The Solomon and the Queen of Sheba plate from Ghiberti’s Gates of Paradise (1452); Sailko, CC BY 3.0, via Wikimedia Commons
Conservation of the Gates of Paradise in Florence
The bronze doors have survived a number of disasters since their installation in 1452, including a catastrophic flood, theft, excessive cleaning, and corrosive air pollution. When the bronze doors were initially taken from the front of the Baptistery in 1990 for restoration, they were drab and dirty.
But the most serious damage was happening behind the scenes, practically undetected.
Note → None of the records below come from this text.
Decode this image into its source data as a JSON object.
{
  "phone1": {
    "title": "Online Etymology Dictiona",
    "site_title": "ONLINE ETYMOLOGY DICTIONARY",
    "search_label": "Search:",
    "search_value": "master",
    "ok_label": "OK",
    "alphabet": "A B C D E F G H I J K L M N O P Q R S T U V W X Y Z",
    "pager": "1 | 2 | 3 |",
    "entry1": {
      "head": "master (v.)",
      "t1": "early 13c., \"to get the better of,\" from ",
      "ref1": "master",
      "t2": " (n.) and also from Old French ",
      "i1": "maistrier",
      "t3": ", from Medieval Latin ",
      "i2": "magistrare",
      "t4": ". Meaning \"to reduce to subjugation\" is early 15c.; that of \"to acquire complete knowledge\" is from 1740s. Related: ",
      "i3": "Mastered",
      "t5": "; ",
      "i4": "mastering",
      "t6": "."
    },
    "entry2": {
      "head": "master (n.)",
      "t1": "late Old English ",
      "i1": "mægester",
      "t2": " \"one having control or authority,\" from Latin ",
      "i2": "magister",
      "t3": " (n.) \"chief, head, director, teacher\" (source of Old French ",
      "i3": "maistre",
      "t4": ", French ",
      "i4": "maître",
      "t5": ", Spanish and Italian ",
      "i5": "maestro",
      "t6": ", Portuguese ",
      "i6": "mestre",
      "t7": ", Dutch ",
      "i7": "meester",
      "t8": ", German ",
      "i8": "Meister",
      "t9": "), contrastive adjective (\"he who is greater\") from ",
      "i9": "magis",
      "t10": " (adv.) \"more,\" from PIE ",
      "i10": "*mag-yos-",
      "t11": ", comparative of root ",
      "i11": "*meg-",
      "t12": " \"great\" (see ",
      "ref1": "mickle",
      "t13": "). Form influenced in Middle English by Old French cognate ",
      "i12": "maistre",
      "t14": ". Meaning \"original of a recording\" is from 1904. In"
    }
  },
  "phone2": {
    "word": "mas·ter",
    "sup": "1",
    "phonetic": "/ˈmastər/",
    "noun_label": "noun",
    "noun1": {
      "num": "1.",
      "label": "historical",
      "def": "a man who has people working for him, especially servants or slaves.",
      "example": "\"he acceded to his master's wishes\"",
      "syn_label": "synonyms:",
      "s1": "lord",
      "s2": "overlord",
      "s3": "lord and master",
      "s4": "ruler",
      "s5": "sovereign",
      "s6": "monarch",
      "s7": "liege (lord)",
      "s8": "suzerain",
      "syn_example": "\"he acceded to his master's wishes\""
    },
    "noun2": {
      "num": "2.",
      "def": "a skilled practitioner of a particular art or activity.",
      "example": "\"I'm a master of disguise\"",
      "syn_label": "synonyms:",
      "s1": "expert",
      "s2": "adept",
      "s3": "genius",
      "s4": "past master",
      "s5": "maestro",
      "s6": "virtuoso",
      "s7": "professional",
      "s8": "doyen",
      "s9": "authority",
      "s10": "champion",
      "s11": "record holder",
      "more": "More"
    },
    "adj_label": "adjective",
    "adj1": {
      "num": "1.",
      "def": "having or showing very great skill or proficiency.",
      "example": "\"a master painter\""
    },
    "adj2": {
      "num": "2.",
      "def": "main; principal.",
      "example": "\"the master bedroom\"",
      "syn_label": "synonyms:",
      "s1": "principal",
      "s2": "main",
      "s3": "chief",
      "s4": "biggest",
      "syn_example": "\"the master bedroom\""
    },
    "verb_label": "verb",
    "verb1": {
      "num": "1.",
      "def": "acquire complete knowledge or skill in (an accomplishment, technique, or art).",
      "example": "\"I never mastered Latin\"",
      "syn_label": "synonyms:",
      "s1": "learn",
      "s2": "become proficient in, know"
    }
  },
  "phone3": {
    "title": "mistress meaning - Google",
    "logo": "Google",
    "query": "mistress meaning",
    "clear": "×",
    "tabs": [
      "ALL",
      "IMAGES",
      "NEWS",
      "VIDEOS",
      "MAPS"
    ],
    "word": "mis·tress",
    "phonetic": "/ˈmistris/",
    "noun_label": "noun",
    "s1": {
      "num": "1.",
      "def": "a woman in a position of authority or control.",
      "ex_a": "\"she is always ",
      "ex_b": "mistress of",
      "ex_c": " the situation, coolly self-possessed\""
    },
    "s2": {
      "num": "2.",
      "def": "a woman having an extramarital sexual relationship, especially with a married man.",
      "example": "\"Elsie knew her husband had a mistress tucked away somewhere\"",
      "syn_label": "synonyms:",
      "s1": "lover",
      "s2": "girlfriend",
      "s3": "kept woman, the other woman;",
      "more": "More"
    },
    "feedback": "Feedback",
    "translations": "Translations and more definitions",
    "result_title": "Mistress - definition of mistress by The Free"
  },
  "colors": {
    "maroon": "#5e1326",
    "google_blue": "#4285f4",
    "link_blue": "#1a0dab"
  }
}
Variations in humidity caused volatile oxides on the metal below the gilding to melt and recrystallize, resulting in minute holes and bubbles on the gold surface, according to diagnostic investigations. When the Arno River inundated Florence on the 4th of November, 1966, six relief panels were pushed off the doors, requiring extensive conservation work.
The exquisite gilded bronze doors of the Baptistery’s east doorway in Florence are among the Italian Renaissance’s foundational monuments. Among the surrounding frames, Ghiberti set 10 magnificently depicted Old Testament episodes. All demonstrate Ghiberti’s singular ability to blend compositional power with the finest delicacy, resulting in rich graphic effects and viewpoints hitherto unseen. Ghiberti’s workshop required 27 years to design and build the gigantic doors, and the subsequent conservation effort to restore them to their former glory has taken an equal length of time.
Frequently Asked Questions
Who Created the Gates of Paradise in Florence?
Lorenzo Ghiberti began his career as a goldsmith, but he immediately became known in Florence for his skill in bronze sculptural work, which was a valuable and expensive medium at the time. In 1401, the city of Florence held a well-known competition for the third door, in which Filippo Brunelleschi and Lorenzo Ghiberti participated. Lorenzo Ghiberti took first place in the competition.
What Is Displayed on the Gates of Paradise?
Each of the panels in this set of two doors displays a variety of settings, all of which have a common theme. The Old Testament taught Christian disciples about the lives of famous people, and Lorenzo Ghiberti would create each panel by choosing various examples from each person’s history. He picked Adam and Eve, Isaac, Noah, Joseph, and Moses to be the inspiration for this breathtaking display of beauty and scientific prowess.